O Death

One misconception I occasionally run into is that as a hospice nurse, I must welcome death, embrace it, almost have a morbid fascination with it. 

Well, I certainly think about death. I thought about death before I went into nursing, and I think about it even more now. Death is the backdrop of all our lives, and I am constantly aware of it. “The cradle rocks above an abyss, and common sense tells us that our existence is but a brief crack of life between two eternities of darkness.”† Common sense does, indeed. 

The people who think I must have a morbid fascination with death are often puzzled upon discovery that I am also an EMT. Saving lives and midwifing the ends of them seem incompatible. 

Yet I tend to death and to the dying because of how much I love life. I'm an EMT because I want to save lives, and I am delighted when that can happen. Nothing cancels the joy of a life restored. Life is a vessel holding the sacred and should itself be held close for as long as we can faithfully hold it.

At some point, though, it stops making sense. It stops being an act of faithfulness to hold on to our lives. In case anyone missed the bulletin: we all die. Yes, all. Any restoration is temporary. 
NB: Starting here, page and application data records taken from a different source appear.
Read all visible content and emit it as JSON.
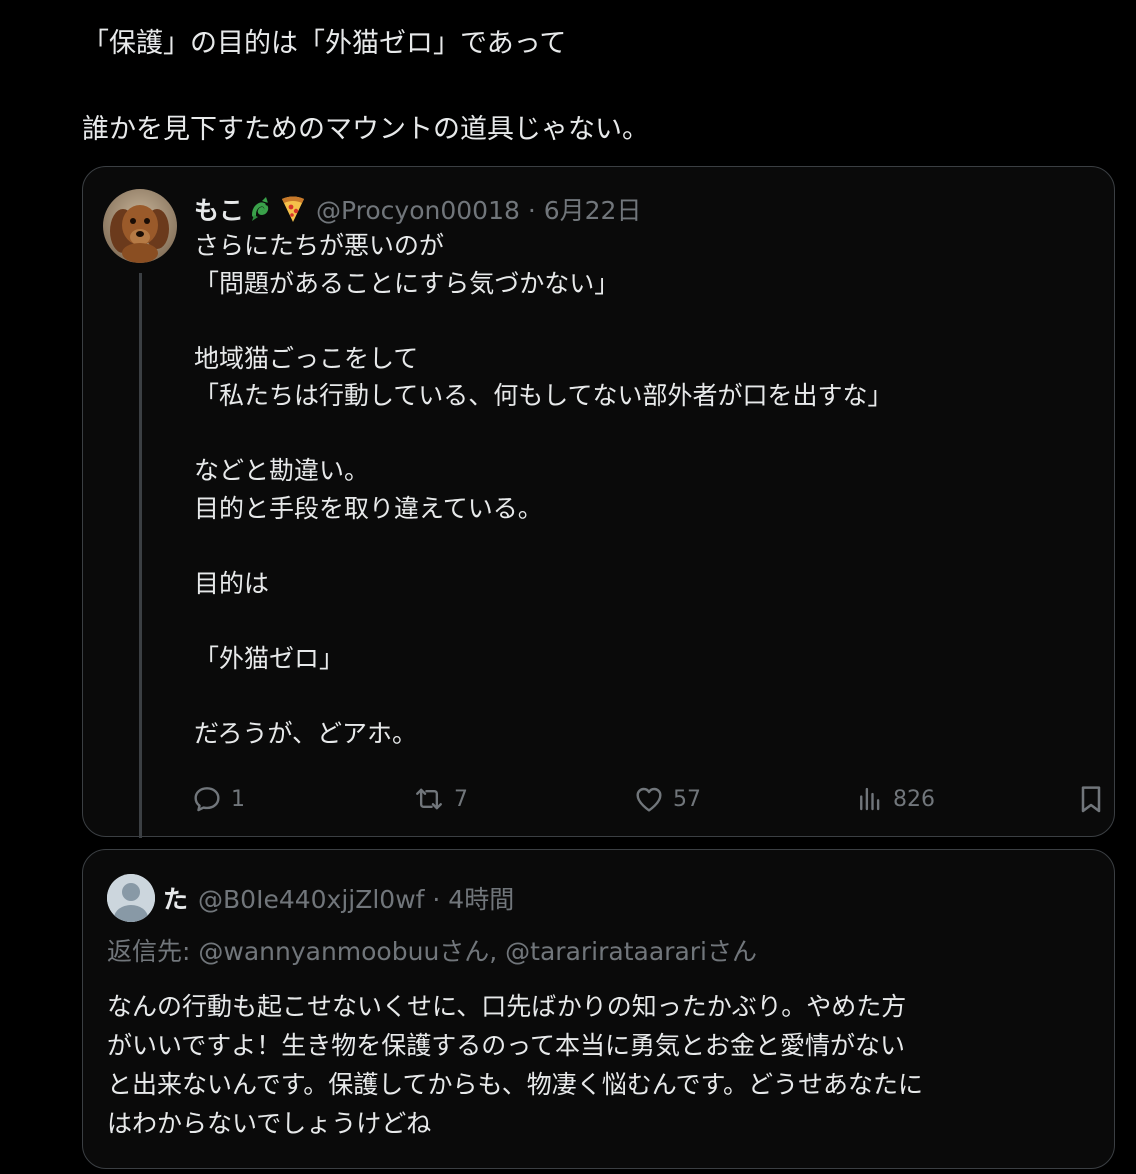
{
  "post": {
    "lines": [
      "「保護」の目的は「外猫ゼロ」であって",
      "",
      "誰かを見下すためのマウントの道具じゃない。"
    ]
  },
  "quoted": {
    "name": "もこ",
    "emoji_1": "🐉",
    "emoji_2": "🍕",
    "handle_time": "@Procyon00018 · 6月22日",
    "lines": [
      "さらにたちが悪いのが",
      "「問題があることにすら気づかない」",
      "",
      "地域猫ごっこをして",
      "「私たちは行動している、何もしてない部外者が口を出すな」",
      "",
      "などと勘違い。",
      "目的と手段を取り違えている。",
      "",
      "目的は",
      "",
      "「外猫ゼロ」",
      "",
      "だろうが、どアホ。"
    ],
    "actions": {
      "reply_count": "1",
      "repost_count": "7",
      "like_count": "57",
      "view_count": "826"
    },
    "icons": [
      "reply-icon",
      "repost-icon",
      "like-icon",
      "views-icon",
      "bookmark-icon"
    ]
  },
  "reply": {
    "name": "た",
    "handle_time": "@B0Ie440xjjZl0wf · 4時間",
    "replying_to": "返信先: @wannyanmoobuuさん, @tararirataarariさん",
    "lines": [
      "なんの行動も起こせないくせに、口先ばかりの知ったかぶり。やめた方",
      "がいいですよ！生き物を保護するのって本当に勇気とお金と愛情がない",
      "と出来ないんです。保護してからも、物凄く悩むんです。どうせあなたに",
      "はわからないでしょうけどね"
    ]
  },
  "colors": {
    "background": "#000000",
    "text": "#e7e9ea",
    "secondary": "#71767b",
    "border": "#3b3f43"
  }
}
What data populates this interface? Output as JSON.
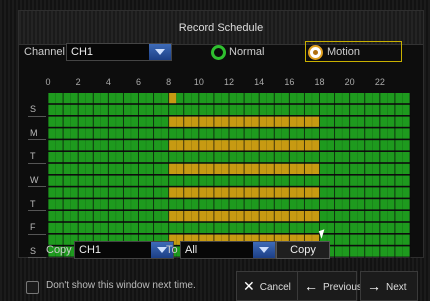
{
  "dialog": {
    "title": "Record Schedule"
  },
  "channel": {
    "label": "Channel",
    "value": "CH1"
  },
  "modes": {
    "normal_label": "Normal",
    "motion_label": "Motion",
    "selected": "Motion"
  },
  "hour_labels": [
    "0",
    "2",
    "4",
    "6",
    "8",
    "10",
    "12",
    "14",
    "16",
    "18",
    "20",
    "22"
  ],
  "days": [
    "S",
    "M",
    "T",
    "W",
    "T",
    "F",
    "S"
  ],
  "colors": {
    "normal": "#1e9a1e",
    "motion": "#c79a12",
    "grid": "#0a0a0a"
  },
  "schedule": [
    {
      "day": "S",
      "motion_start": 8,
      "motion_end": 8.5
    },
    {
      "day": "S",
      "motion_start": null,
      "motion_end": null
    },
    {
      "day": "M",
      "motion_start": 8,
      "motion_end": 18
    },
    {
      "day": "M",
      "motion_start": null,
      "motion_end": null
    },
    {
      "day": "T",
      "motion_start": 8,
      "motion_end": 18
    },
    {
      "day": "T",
      "motion_start": null,
      "motion_end": null
    },
    {
      "day": "W",
      "motion_start": 8,
      "motion_end": 18
    },
    {
      "day": "W",
      "motion_start": null,
      "motion_end": null
    },
    {
      "day": "T",
      "motion_start": 8,
      "motion_end": 18
    },
    {
      "day": "T",
      "motion_start": null,
      "motion_end": null
    },
    {
      "day": "F",
      "motion_start": 8,
      "motion_end": 18
    },
    {
      "day": "F",
      "motion_start": null,
      "motion_end": null
    },
    {
      "day": "S",
      "motion_start": 8,
      "motion_end": 18
    },
    {
      "day": "S",
      "motion_start": null,
      "motion_end": null
    }
  ],
  "copy": {
    "label": "Copy",
    "from_value": "CH1",
    "to_label": "To",
    "to_value": "All",
    "button_label": "Copy"
  },
  "footer": {
    "checkbox_label": "Don't show this window next time.",
    "cancel_label": "Cancel",
    "previous_label": "Previous",
    "next_label": "Next"
  }
}
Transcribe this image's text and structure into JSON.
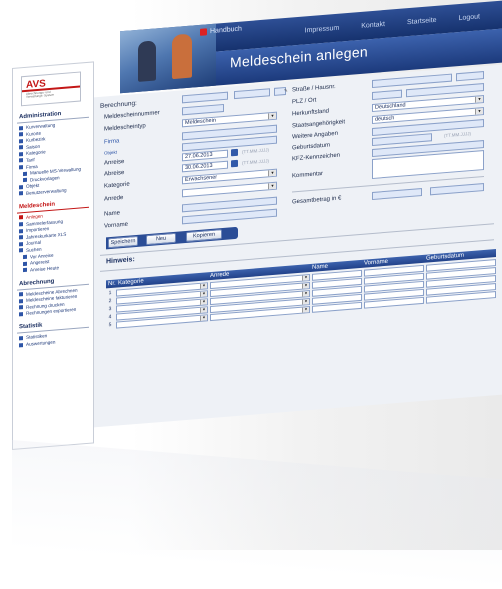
{
  "topnav": {
    "items": [
      "Impressum",
      "Kontakt",
      "Startseite",
      "Logout"
    ]
  },
  "banner": {
    "handbuch": "Handbuch",
    "title": "Meldeschein anlegen"
  },
  "logo": {
    "name": "AVS",
    "subtitle": "Abrechnungs- und Verwaltungs- System"
  },
  "sidebar": {
    "sections": [
      {
        "title": "Administration",
        "active": false,
        "items": [
          {
            "label": "Kurverwaltung"
          },
          {
            "label": "Kurorte"
          },
          {
            "label": "Kurbezirk"
          },
          {
            "label": "Saison"
          },
          {
            "label": "Kategorie"
          },
          {
            "label": "Tarif"
          },
          {
            "label": "Firma"
          },
          {
            "label": "Manuelle MS-Verwaltung",
            "sub": true
          },
          {
            "label": "Druckvorlagen",
            "sub": true
          },
          {
            "label": "Objekt"
          },
          {
            "label": "Benutzerverwaltung"
          }
        ]
      },
      {
        "title": "Meldeschein",
        "active": true,
        "items": [
          {
            "label": "Anlegen",
            "active": true
          },
          {
            "label": "Sammelerfassung"
          },
          {
            "label": "Importieren"
          },
          {
            "label": "Jahreskurkarte XLS"
          },
          {
            "label": "Journal"
          },
          {
            "label": "Suchen"
          },
          {
            "label": "Vor Anreise",
            "sub": true
          },
          {
            "label": "Angereist",
            "sub": true
          },
          {
            "label": "Anreise Heute",
            "sub": true
          }
        ]
      },
      {
        "title": "Abrechnung",
        "active": false,
        "items": [
          {
            "label": "Meldescheine Abrechnen"
          },
          {
            "label": "Meldescheine fakturieren"
          },
          {
            "label": "Rechnung drucken"
          },
          {
            "label": "Rechnungen exportieren"
          }
        ]
      },
      {
        "title": "Statistik",
        "active": false,
        "items": [
          {
            "label": "Statistiken"
          },
          {
            "label": "Auswertungen"
          }
        ]
      }
    ]
  },
  "form": {
    "berechnung": "Berechnung:",
    "meldescheinnummer_label": "Meldescheinnummer",
    "meldescheintyp_label": "Meldescheintyp",
    "meldescheintyp_value": "Meldeschein",
    "firma_label": "Firma",
    "objekt_label": "Objekt",
    "anreise_label": "Anreise",
    "anreise_value": "27.06.2013",
    "abreise_label": "Abreise",
    "abreise_value": "30.06.2013",
    "date_hint": "(TT.MM.JJJJ)",
    "kategorie_label": "Kategorie",
    "kategorie_value": "Erwachsener",
    "anrede_label": "Anrede",
    "name_label": "Name",
    "vorname_label": "Vorname",
    "strasse_label": "Straße / Hausnr.",
    "plz_label": "PLZ / Ort",
    "herkunftsland_label": "Herkunftsland",
    "herkunftsland_value": "Deutschland",
    "staatsangehoerigkeit_label": "Staatsangehörigkeit",
    "staatsangehoerigkeit_value": "deutsch",
    "weitere_label": "Weitere Angaben",
    "geburtsdatum_label": "Geburtsdatum",
    "geburtsdatum_hint": "(TT.MM.JJJJ)",
    "kfz_label": "KFZ-Kennzeichen",
    "kommentar_label": "Kommentar",
    "gesamtbetrag_label": "Gesamtbetrag in €"
  },
  "buttons": {
    "speichern": "Speichern",
    "neu": "Neu",
    "kopieren": "Kopieren"
  },
  "hinweis": "Hinweis:",
  "table": {
    "headers": [
      "Nr.",
      "Kategorie",
      "Anrede",
      "Name",
      "Vorname",
      "Geburtsdatum"
    ],
    "rows": [
      "1",
      "2",
      "3",
      "4",
      "5"
    ]
  }
}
I, like most people, am afraid of my death. I am afraid but I acknowledge that my fear makes no sense. Fear of death is like fear of breathing. If, in an effort to cope with such a fear, I turn my back on death (or breathing), I can't really live. 

So, confronted with the abyss, tempted to stand continually with my back towards it, I must turn, then, and live. 

When I turn, living, and look into the abyss, my reaction is to bless it the only way I know how. Clinging to life can’t overcome death — but love can. 

When people with very severe illnesses sit down with their loved ones and discuss “goals of care,” one of the goals is almost always to have as much full time together as possible. If, in my work, I can help people attain that goal and bear out the fullness of their love “even unto the edge of doom,”‡ I have helped to bless death. I am, then, blessed in return. My own fear of death boils down to a fear of no longer being loved. When, over and over, I see love resurrect in the face of death* — I can finally begin to let go of fear.

Nevertheless, “please spare me over for another year!”

†from Nabokov's Speak, Memory; ‡from Shakespeare's sonnet 116; *image of love as a resurrection from Kate Braestrup's Here If You Need Me.) Oh, and “Turn, then, and live!” is from multiple places in the Bible.